The proverbial backbone: having the courage to speak and listen openly to others
Tomorrow morning Grace and I are leaving at the crack of dawn (she doesn’t know this yet) and drive two hours west. We’re going to meet a dog chiropractor and have her evaluate Grace.
Mind you, I’m not even sure what, if anything is wrong with Grace. I know most people would (and will) think this is excessive. Some people don’t even go to their family doc on a regular basis—much less take their dog to a chiropractor who lives two states away. At least most dog owners I know.
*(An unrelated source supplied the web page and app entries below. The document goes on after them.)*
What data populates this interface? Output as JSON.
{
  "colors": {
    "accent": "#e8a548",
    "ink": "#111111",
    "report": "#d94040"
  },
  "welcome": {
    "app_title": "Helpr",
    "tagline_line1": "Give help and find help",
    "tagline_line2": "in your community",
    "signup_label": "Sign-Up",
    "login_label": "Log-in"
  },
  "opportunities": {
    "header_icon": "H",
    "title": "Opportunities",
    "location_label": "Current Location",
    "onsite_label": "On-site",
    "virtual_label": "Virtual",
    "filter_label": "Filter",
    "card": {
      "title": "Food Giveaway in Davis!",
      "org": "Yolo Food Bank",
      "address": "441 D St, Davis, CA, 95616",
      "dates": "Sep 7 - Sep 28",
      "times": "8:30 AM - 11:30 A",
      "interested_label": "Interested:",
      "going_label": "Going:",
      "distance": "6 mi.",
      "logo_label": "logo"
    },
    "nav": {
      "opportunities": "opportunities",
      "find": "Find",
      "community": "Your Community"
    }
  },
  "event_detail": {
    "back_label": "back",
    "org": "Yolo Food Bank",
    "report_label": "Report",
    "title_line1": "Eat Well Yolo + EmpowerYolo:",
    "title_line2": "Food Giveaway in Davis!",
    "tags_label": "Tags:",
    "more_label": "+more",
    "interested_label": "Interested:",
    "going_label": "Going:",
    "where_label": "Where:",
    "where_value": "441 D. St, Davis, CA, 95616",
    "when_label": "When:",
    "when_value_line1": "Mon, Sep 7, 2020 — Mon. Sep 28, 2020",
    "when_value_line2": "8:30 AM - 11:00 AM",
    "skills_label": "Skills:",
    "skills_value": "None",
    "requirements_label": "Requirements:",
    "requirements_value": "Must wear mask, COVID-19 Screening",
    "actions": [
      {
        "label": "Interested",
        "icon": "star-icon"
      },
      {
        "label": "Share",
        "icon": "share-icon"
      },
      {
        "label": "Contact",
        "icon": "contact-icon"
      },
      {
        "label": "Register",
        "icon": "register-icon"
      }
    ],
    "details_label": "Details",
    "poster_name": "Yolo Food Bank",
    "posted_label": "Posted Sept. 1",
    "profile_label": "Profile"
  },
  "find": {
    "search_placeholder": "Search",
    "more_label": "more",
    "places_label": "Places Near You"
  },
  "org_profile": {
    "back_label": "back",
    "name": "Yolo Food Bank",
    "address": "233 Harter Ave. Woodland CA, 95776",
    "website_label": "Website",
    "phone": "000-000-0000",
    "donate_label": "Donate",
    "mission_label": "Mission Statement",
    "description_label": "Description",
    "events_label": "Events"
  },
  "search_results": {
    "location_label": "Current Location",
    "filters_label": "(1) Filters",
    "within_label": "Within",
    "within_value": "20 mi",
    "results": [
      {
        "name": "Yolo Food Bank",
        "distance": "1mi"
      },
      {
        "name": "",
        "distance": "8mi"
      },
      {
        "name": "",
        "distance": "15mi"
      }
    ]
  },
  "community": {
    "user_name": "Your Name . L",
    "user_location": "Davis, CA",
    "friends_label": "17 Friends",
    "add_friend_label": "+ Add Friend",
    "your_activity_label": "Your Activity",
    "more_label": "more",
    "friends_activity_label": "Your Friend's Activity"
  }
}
It was the recommendation of someone who I really trust that moved me to action. Someone who has a wealth of knowledge and experience with dogs, and she felt there was something physical going on with Grace when she saw her.
When I tell people, I get a mixture of responses. Some are supportive and encouraging. Before I even scheduled the appointment, I asked my husband if he thought I was crazy for pursuing this. He said he didn’t, but he wants to make sure that we have some realistic plan of action around it.
But most of the responses have been similar. There is a quiet pause, as if to collect their thoughts on how to respond tactfully about something that think is a little (maybe a lot!) ‘out-there.’ “Oh, how interesting….”
It reminds me how people in the workplace stop or soften their actions because they others may snicker at them. Voicing an opinion or taking action that others might not see in a similar light can be difficult. And even for those who have no problem making a tough decision and sticking by it, it still takes energy and resolve to move forward even with subtle resistance.
All of us need to be able to voice our opinion, whether we agree with something or not. I’m not suggesting that anyone sugar-coat a response just to go along. I think it’s so important that you offer your honest belief, voiced in a respectful way. Having all the data points helps you make a better decision.
I’m really quite excited to have this experience with Grace tomorrow. I’m looking forward to learning something more about Grace and hopefully discover ways I can help her. When I report back, I hope you tell me what you really think about it.